Bowen Buchbinder Vilensky

How Workers Comp And Sickness Benefits Can Leave You Exposed

by Leslie Buchbinder
Medical Forum, April 2012

When the words ‘Professional Indemnity’ and ‘lawyer’ appear in the same sentence, most doctors immediately think of professional negligence. It is true that claims of negligence comprise a large proportion of claims against doctors. But in my experience, most medical professionals are well aware of their responsibilities in this area and of the consequences of not correctly attending to professional indemnity insurance – as well, of course, as their patients. 

There is however another area of exposure with a lower level of awareness, but which I believe deserves much more attention. The purpose of this article is to alert doctors to it. I am referring to doctors’ obligations when completing sickness certificates, workers compensation Progress claim certificates, medical reports and the like. Doctors can face something of a conflict of interest when a patient arrives at their consulting rooms asking them to sign them off work or complete a compensation form. If the person has been a long term patient well known to the doctor, or referred by someone who is, or comes from the same family as another of the doctor’s patients, it’s only natural that the doctor may strongly empathise. When examining the patient, in matters where there is doubt, it would be understandable if the doctor gives the patient the benefit of such doubt, taking their word at face value and trying to help the patient by signing the paperwork as requested. 

However in these situations, a doctor’s obligation is not only to the patient - even though they are paying for his services – but also to their own employer and to themselves. Acting as a representative of the patient, a doctor is essentially providing a professional medical appraisal which employers, insurers or Courts expect to be both accurate and reliable. This applies to all requests for time off from work or insurance compensation, from the initial medical review to the completion of claim forms which often need to be signed every month for which a medical condition persists. 

When a doctor signs a certificate saying that he has examined a patient and found him to be physically incapable of working, he is putting his professional reputation on the line. He is exposing himself to potential legal liability should this claim later prove to be obviously incorrect. 

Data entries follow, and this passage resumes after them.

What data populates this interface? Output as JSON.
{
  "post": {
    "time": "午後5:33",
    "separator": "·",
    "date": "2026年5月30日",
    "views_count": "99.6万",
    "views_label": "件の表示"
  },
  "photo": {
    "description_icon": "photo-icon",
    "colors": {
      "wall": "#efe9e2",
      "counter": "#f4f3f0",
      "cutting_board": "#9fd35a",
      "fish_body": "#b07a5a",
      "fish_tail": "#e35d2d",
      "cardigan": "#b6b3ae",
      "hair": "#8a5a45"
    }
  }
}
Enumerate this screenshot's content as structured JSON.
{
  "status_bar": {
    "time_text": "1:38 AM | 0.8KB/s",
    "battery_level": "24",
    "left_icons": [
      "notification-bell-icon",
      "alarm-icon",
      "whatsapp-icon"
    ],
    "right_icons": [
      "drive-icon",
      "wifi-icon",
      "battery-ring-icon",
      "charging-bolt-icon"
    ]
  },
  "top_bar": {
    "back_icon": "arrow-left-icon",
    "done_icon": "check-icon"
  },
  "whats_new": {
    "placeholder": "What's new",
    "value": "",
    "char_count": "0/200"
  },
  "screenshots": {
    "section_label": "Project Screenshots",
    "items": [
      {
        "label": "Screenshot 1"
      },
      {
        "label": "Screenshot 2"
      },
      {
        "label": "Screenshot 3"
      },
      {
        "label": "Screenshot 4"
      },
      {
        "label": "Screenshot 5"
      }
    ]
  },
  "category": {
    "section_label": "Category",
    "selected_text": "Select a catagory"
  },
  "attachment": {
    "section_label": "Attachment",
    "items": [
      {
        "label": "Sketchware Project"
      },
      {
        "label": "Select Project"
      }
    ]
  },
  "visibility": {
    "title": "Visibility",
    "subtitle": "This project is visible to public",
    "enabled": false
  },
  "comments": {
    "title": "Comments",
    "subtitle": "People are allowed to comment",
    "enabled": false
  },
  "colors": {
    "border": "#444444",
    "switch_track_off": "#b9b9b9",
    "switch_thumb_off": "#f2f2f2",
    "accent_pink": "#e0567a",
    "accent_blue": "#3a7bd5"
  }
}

And in my experience, such claims are being disputed in increasing numbers. We need only read newspaper headlines to be aware how much of a problem productivity is becoming in Australia today. In February, Toyota’s boss Max Yasuda caused a row when he said that absenteeism was as high as 30 per cent at the company’s Altona plant, particularly around long weekends. Research has found almost a third of businesses believe non-genuine sick days are on the rise, with Australian employees taking 9.4 days sick leave a year on average. 

Economic pressures in the non-resource parts of the economy are putting increasing pressures on both insurers and employers – and both can be expected to look more closely at medical claims, especially in the case of serial ‘sick day’ employees and those seeking compensation. 

Surveillance by insurance companies is by no means uncommon. There can be few things more damning of a doctor who has signed a medical certificate on behalf of a patient claiming compensation for a back injury, than video footage showing the patient lifting heavy tyres off the back of a ute or doubling over backwards to repair the ceiling of a campervan. These are not hypothetic examples but real cases. 

The consequences for doctors can be severe. At the very least, when such matters end up in Court, typically with insurers seeking to terminate payments or seeking a return of the compensation they paid out, when a doctor’s name is disclosed the damage to his professional standing and reputation can be significant. He will have no credibility with insurers in the future, and this could have consequences for the cost of his own Professional Indemnity insurance. 

Lost credibility can be the least of his problems if he is accused of reckless disregard in signing a compensation certificate. Consequences can include potential disciplinary action by the Medical Board of Australia and the doctor may also face themselves being sued for negligence or being complicit in conspiring to defraud an insurer. 

In summary, your exposure arising from signing sickness certificates, compensation claim forms or similar documents should not be underestimated. As companies increasingly focus on productivity, and insurers on payouts, this is an area of exposure where doctors need to tread with caution. 

Leslie Buchbinder is a Director of Bowen Buchbinder Vilensky,

Leslie Buchbinder

Leslie Buchbinder